TASK:
Your answer should be one number: the count of lines in the data below that include "reply".

Stored items
----------------------------------------

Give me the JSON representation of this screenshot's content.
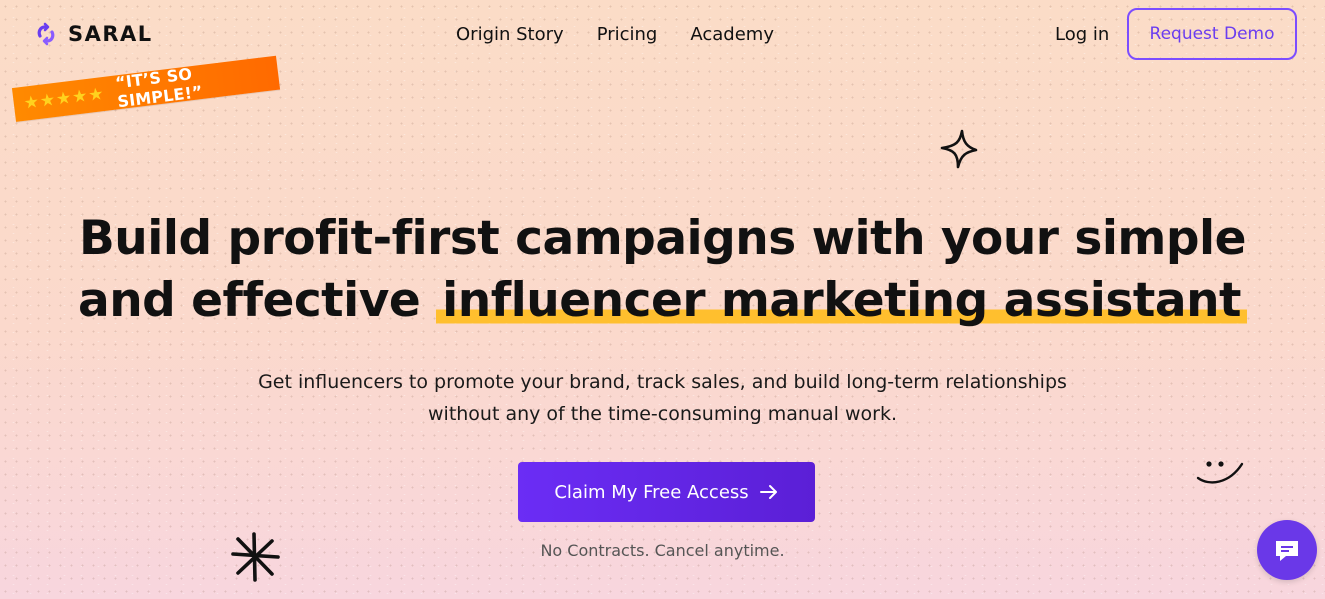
{
  "nav": {
    "logo_text": "SARAL",
    "links": [
      "Origin Story",
      "Pricing",
      "Academy"
    ],
    "login_label": "Log in",
    "demo_label": "Request Demo"
  },
  "badge": {
    "stars": "★★★★★",
    "text": "“IT’S SO SIMPLE!”"
  },
  "hero": {
    "headline_line1": "Build profit-first campaigns with your simple",
    "headline_line2_pre": "and effective",
    "headline_line2_highlight": "influencer marketing assistant",
    "subtitle_line1": "Get influencers to promote your brand, track sales, and build long-term relationships",
    "subtitle_line2": "without any of the time-consuming manual work.",
    "cta_label": "Claim My Free Access",
    "note": "No Contracts. Cancel anytime."
  },
  "icons": {
    "logo": "saral-logo-icon",
    "cta_arrow": "arrow-right-icon",
    "chat": "chat-bubble-icon"
  },
  "colors": {
    "accent": "#6b2df5",
    "highlight": "#ffbf2e",
    "badge": "#ff7a00",
    "demo_border": "#7c4dff"
  }
}
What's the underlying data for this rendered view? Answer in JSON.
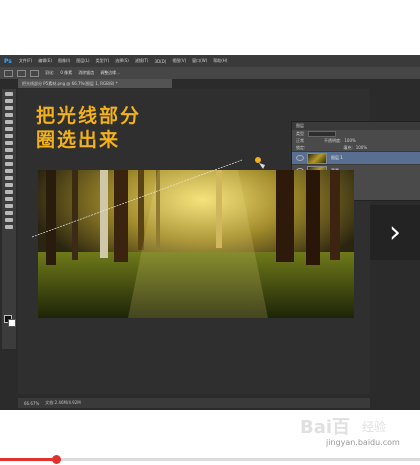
{
  "app": {
    "logo": "Ps",
    "menu": [
      "文件(F)",
      "编辑(E)",
      "图像(I)",
      "图层(L)",
      "类型(Y)",
      "选择(S)",
      "滤镜(T)",
      "3D(D)",
      "视图(V)",
      "窗口(W)",
      "帮助(H)"
    ],
    "options": {
      "feather_label": "羽化:",
      "feather_value": "0 像素",
      "antialias": "消除锯齿",
      "refine": "调整边缘..."
    },
    "doc_tab": "把光线部分 P5素材.png @ 66.7%(图层 1, RGB/8) *"
  },
  "caption": {
    "line1": "把光线部分",
    "line2": "圈选出来"
  },
  "layers": {
    "tab_label": "图层",
    "kind_label": "类型",
    "blend_mode": "正常",
    "opacity_label": "不透明度:",
    "opacity_value": "100%",
    "lock_label": "锁定:",
    "fill_label": "填充:",
    "fill_value": "100%",
    "items": [
      {
        "name": "图层 1",
        "active": true
      },
      {
        "name": "背景",
        "active": false
      }
    ]
  },
  "status": {
    "zoom": "66.67%",
    "doc": "文档:2.46M/4.92M"
  },
  "watermark": {
    "logo": "Bai百",
    "cn": "经验",
    "url": "jingyan.baidu.com"
  },
  "player": {
    "progress": 0.13
  },
  "colors": {
    "caption": "#f2b01b",
    "progress": "#e03030",
    "ps_blue": "#31a8ff"
  }
}
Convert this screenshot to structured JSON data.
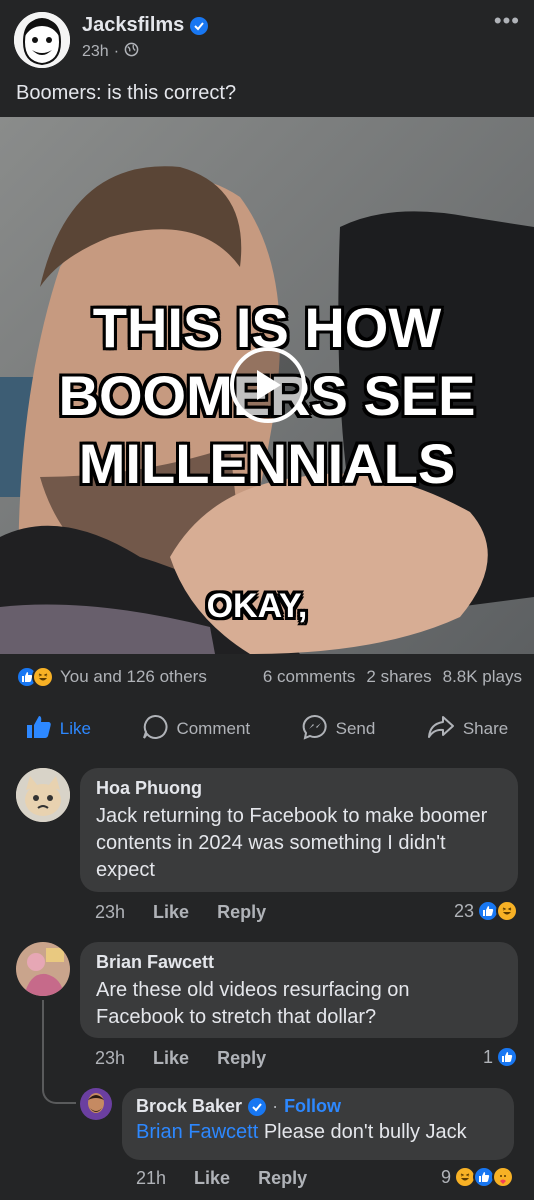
{
  "post": {
    "author": "Jacksfilms",
    "time": "23h",
    "separator": "·",
    "caption": "Boomers: is this correct?",
    "more_label": "•••"
  },
  "video": {
    "overlay_line1": "THIS IS HOW",
    "overlay_line2": "BOOMERS SEE",
    "overlay_line3": "MILLENNIALS",
    "subtitle": "OKAY,"
  },
  "stats": {
    "reactions_text": "You and 126 others",
    "comments": "6 comments",
    "shares": "2 shares",
    "plays": "8.8K plays"
  },
  "actions": {
    "like": "Like",
    "comment": "Comment",
    "send": "Send",
    "share": "Share"
  },
  "comments": [
    {
      "name": "Hoa Phuong",
      "text": "Jack returning to Facebook to make boomer contents in 2024 was something I didn't expect",
      "time": "23h",
      "like": "Like",
      "reply": "Reply",
      "reaction_count": "23"
    },
    {
      "name": "Brian Fawcett",
      "text": "Are these old videos resurfacing on Facebook to stretch that dollar?",
      "time": "23h",
      "like": "Like",
      "reply": "Reply",
      "reaction_count": "1"
    }
  ],
  "reply": {
    "name": "Brock Baker",
    "separator": "·",
    "follow": "Follow",
    "mention": "Brian Fawcett",
    "text": " Please don't bully Jack",
    "time": "21h",
    "like": "Like",
    "reply": "Reply",
    "reaction_count": "9"
  },
  "colors": {
    "background": "#242526",
    "bubble": "#3a3b3c",
    "accent": "#2d88ff",
    "secondary_text": "#b0b3b8"
  }
}
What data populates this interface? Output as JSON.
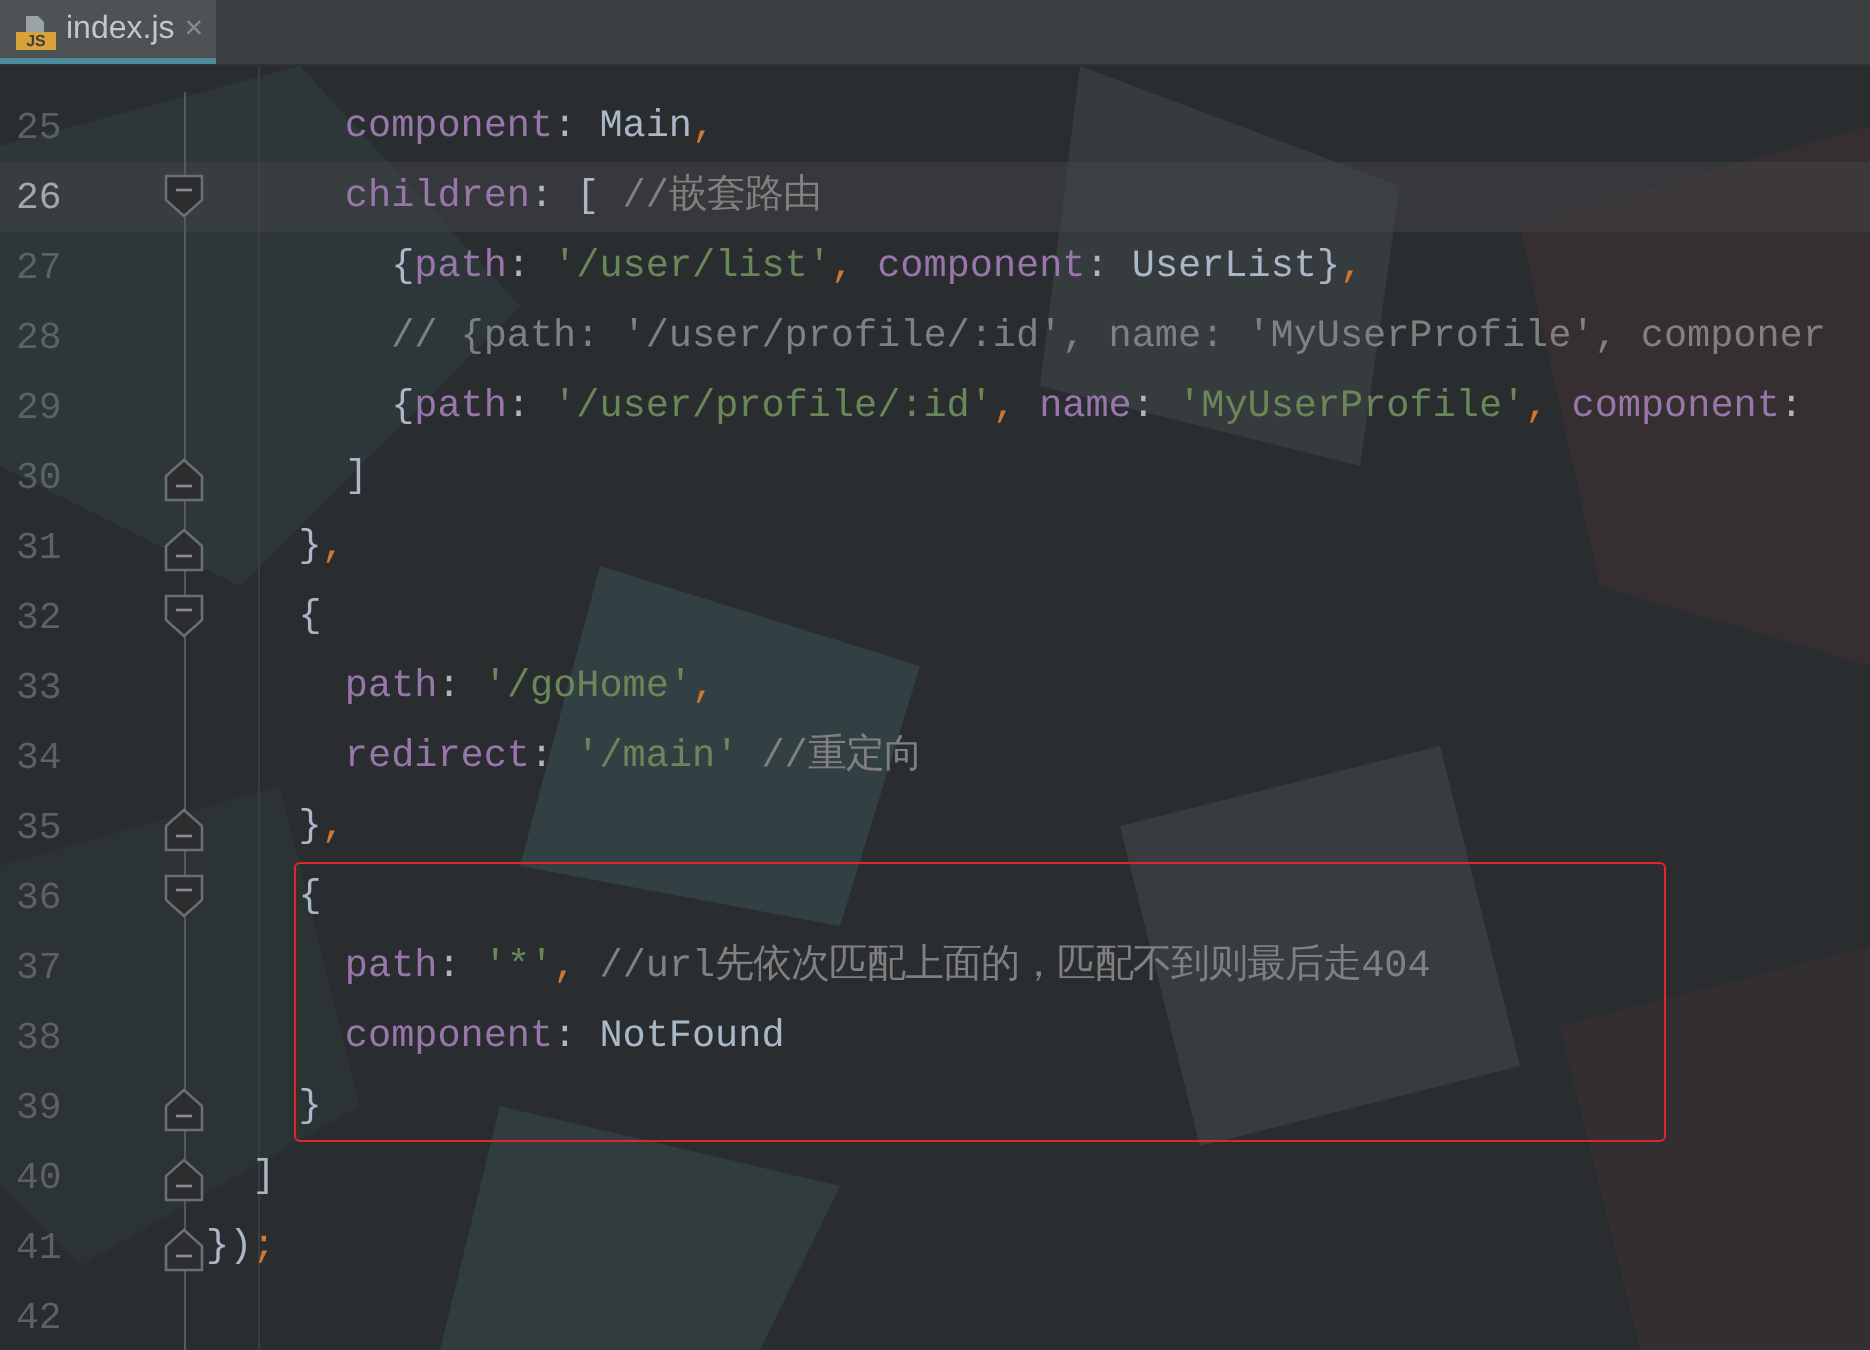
{
  "tabs": [
    {
      "label": "index.js",
      "badge": "JS",
      "close": "×",
      "selected": true
    }
  ],
  "lines": [
    {
      "number": "25",
      "current": false,
      "highlighted": false,
      "tokens": [
        {
          "kind": "prop",
          "text": "      component"
        },
        {
          "kind": "plain",
          "text": ": Main"
        },
        {
          "kind": "punc",
          "text": ","
        }
      ]
    },
    {
      "number": "26",
      "current": true,
      "highlighted": false,
      "fold": {
        "opening": true
      },
      "tokens": [
        {
          "kind": "prop",
          "text": "      children"
        },
        {
          "kind": "plain",
          "text": ": [ "
        },
        {
          "kind": "comment",
          "text": "//嵌套路由"
        }
      ]
    },
    {
      "number": "27",
      "current": false,
      "highlighted": false,
      "tokens": [
        {
          "kind": "plain",
          "text": "        {"
        },
        {
          "kind": "prop",
          "text": "path"
        },
        {
          "kind": "plain",
          "text": ": "
        },
        {
          "kind": "str",
          "text": "'/user/list'"
        },
        {
          "kind": "punc",
          "text": ", "
        },
        {
          "kind": "prop",
          "text": "component"
        },
        {
          "kind": "plain",
          "text": ": UserList}"
        },
        {
          "kind": "punc",
          "text": ","
        }
      ]
    },
    {
      "number": "28",
      "current": false,
      "highlighted": false,
      "tokens": [
        {
          "kind": "comment",
          "text": "        // {path: '/user/profile/:id', name: 'MyUserProfile', componer"
        }
      ]
    },
    {
      "number": "29",
      "current": false,
      "highlighted": false,
      "tokens": [
        {
          "kind": "plain",
          "text": "        {"
        },
        {
          "kind": "prop",
          "text": "path"
        },
        {
          "kind": "plain",
          "text": ": "
        },
        {
          "kind": "str",
          "text": "'/user/profile/:id'"
        },
        {
          "kind": "punc",
          "text": ", "
        },
        {
          "kind": "prop",
          "text": "name"
        },
        {
          "kind": "plain",
          "text": ": "
        },
        {
          "kind": "str",
          "text": "'MyUserProfile'"
        },
        {
          "kind": "punc",
          "text": ", "
        },
        {
          "kind": "prop",
          "text": "component"
        },
        {
          "kind": "plain",
          "text": ":"
        }
      ]
    },
    {
      "number": "30",
      "current": false,
      "highlighted": false,
      "fold": {
        "opening": false
      },
      "tokens": [
        {
          "kind": "plain",
          "text": "      ]"
        }
      ]
    },
    {
      "number": "31",
      "current": false,
      "highlighted": false,
      "fold": {
        "opening": false
      },
      "tokens": [
        {
          "kind": "plain",
          "text": "    }"
        },
        {
          "kind": "punc",
          "text": ","
        }
      ]
    },
    {
      "number": "32",
      "current": false,
      "highlighted": false,
      "fold": {
        "opening": true
      },
      "tokens": [
        {
          "kind": "plain",
          "text": "    {"
        }
      ]
    },
    {
      "number": "33",
      "current": false,
      "highlighted": false,
      "tokens": [
        {
          "kind": "prop",
          "text": "      path"
        },
        {
          "kind": "plain",
          "text": ": "
        },
        {
          "kind": "str",
          "text": "'/goHome'"
        },
        {
          "kind": "punc",
          "text": ","
        }
      ]
    },
    {
      "number": "34",
      "current": false,
      "highlighted": false,
      "tokens": [
        {
          "kind": "prop",
          "text": "      redirect"
        },
        {
          "kind": "plain",
          "text": ": "
        },
        {
          "kind": "str",
          "text": "'/main'"
        },
        {
          "kind": "comment",
          "text": " //重定向"
        }
      ]
    },
    {
      "number": "35",
      "current": false,
      "highlighted": false,
      "fold": {
        "opening": false
      },
      "tokens": [
        {
          "kind": "plain",
          "text": "    }"
        },
        {
          "kind": "punc",
          "text": ","
        }
      ]
    },
    {
      "number": "36",
      "current": false,
      "highlighted": true,
      "fold": {
        "opening": true
      },
      "tokens": [
        {
          "kind": "plain",
          "text": "    {"
        }
      ]
    },
    {
      "number": "37",
      "current": false,
      "highlighted": true,
      "tokens": [
        {
          "kind": "prop",
          "text": "      path"
        },
        {
          "kind": "plain",
          "text": ": "
        },
        {
          "kind": "str",
          "text": "'*'"
        },
        {
          "kind": "punc",
          "text": ", "
        },
        {
          "kind": "comment",
          "text": "//url先依次匹配上面的，匹配不到则最后走404"
        }
      ]
    },
    {
      "number": "38",
      "current": false,
      "highlighted": true,
      "tokens": [
        {
          "kind": "prop",
          "text": "      component"
        },
        {
          "kind": "plain",
          "text": ": NotFound"
        }
      ]
    },
    {
      "number": "39",
      "current": false,
      "highlighted": true,
      "fold": {
        "opening": false
      },
      "tokens": [
        {
          "kind": "plain",
          "text": "    }"
        }
      ]
    },
    {
      "number": "40",
      "current": false,
      "highlighted": false,
      "fold": {
        "opening": false
      },
      "tokens": [
        {
          "kind": "plain",
          "text": "  ]"
        }
      ]
    },
    {
      "number": "41",
      "current": false,
      "highlighted": false,
      "fold": {
        "opening": false
      },
      "tokens": [
        {
          "kind": "plain",
          "text": "})"
        },
        {
          "kind": "punc",
          "text": ";"
        }
      ]
    },
    {
      "number": "42",
      "current": false,
      "highlighted": false
    }
  ]
}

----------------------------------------

RESPONSE:
4